DES MOINES – Plows for the Department of Transportation have been out for the past 48 hours, treating interstates and highways.
However residents across Des Moines were questioning where all the snow plows were.
According to the city, there were about 69 plow trucks cleaning the roads. However it takes between four to six hours just for drivers to complete an entire cycle.
“We do think that the timing of Monday’s storm and its intensity during rush hour put us in a situation that was very hard to work out of,” said Public Works Director Jonathan Gano.
Despite having a solid plan Des Moines City leaders admitted there were some mistakes in how Monday’s storm was handled.
“You like to test a plan under all circumstances and little events don’t always put on the stress on the plan that you would like,” said Gano.
The biggest hiccup? Residents that live near designated snow routes called the city to report that their stress had not been cleared.
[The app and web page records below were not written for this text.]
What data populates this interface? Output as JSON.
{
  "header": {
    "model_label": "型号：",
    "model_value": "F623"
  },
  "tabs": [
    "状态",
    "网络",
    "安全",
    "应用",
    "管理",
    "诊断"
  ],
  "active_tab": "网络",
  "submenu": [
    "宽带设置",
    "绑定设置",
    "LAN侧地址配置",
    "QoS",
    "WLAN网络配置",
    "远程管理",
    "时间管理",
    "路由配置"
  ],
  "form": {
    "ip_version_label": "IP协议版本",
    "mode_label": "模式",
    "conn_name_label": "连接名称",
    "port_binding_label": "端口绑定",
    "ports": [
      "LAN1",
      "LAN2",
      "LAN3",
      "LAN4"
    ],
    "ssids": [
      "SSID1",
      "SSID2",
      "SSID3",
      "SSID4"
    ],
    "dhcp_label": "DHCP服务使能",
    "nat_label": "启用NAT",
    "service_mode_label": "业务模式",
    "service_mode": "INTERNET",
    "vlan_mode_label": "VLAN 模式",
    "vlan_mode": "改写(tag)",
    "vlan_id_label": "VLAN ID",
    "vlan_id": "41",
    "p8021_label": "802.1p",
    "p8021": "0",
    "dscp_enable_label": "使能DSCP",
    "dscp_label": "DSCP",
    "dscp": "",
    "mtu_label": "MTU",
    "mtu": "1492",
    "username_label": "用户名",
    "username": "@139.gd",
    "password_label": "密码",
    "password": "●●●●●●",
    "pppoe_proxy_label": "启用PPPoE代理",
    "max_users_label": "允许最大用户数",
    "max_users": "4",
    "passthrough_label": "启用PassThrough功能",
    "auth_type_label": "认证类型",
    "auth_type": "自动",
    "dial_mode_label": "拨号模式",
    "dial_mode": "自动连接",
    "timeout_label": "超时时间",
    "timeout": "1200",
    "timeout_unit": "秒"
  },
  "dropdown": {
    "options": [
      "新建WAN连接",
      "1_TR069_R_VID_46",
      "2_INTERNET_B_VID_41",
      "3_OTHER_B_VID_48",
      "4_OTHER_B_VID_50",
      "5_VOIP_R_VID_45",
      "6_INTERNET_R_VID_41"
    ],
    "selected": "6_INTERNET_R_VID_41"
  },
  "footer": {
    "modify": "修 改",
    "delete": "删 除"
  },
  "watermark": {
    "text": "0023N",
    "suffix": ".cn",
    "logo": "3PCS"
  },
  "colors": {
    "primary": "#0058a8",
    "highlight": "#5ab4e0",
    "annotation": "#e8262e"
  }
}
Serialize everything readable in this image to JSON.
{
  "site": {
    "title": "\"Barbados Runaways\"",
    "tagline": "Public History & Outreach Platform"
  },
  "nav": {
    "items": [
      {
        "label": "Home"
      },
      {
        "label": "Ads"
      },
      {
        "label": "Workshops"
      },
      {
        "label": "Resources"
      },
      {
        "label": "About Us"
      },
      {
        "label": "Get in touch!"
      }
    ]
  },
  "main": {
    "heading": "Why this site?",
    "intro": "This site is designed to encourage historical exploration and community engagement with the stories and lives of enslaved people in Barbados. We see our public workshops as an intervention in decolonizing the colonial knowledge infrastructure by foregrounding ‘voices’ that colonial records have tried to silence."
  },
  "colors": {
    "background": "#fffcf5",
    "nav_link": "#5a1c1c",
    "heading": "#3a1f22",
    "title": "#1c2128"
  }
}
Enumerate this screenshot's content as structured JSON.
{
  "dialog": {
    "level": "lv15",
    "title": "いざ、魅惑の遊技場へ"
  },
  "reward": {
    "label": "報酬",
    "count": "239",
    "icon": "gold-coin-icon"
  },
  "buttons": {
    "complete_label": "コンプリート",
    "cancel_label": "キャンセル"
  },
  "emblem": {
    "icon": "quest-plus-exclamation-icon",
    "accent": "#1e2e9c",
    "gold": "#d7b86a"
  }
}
According to Gano, those were isolated incidents.
“We missed one street in one neighborhood that was called in. That person was wondering when snow plows would be going by when we thought we were done,” said Gano.
However, 48 hours after the storm residents like Dale Faulkner say they understand the city has several hundred miles of roads to clear out, but believes it was much slower this time around.
“Most of the time we see the city do a pretty good job getting out there before the more people get out of work. This time it was a little later in the afternoon when they got at it,” said Faulkner.
This storm left some people wondering which roads the city decides to plow first.
“The plowing of side streets in residential districts starts as soon as the plows are free from their snow route duties that varies on the amount of time it takes the driver to complete that route,” said Gano.
Faulkner says he is ready for the next storm, but believes the city could do a better job.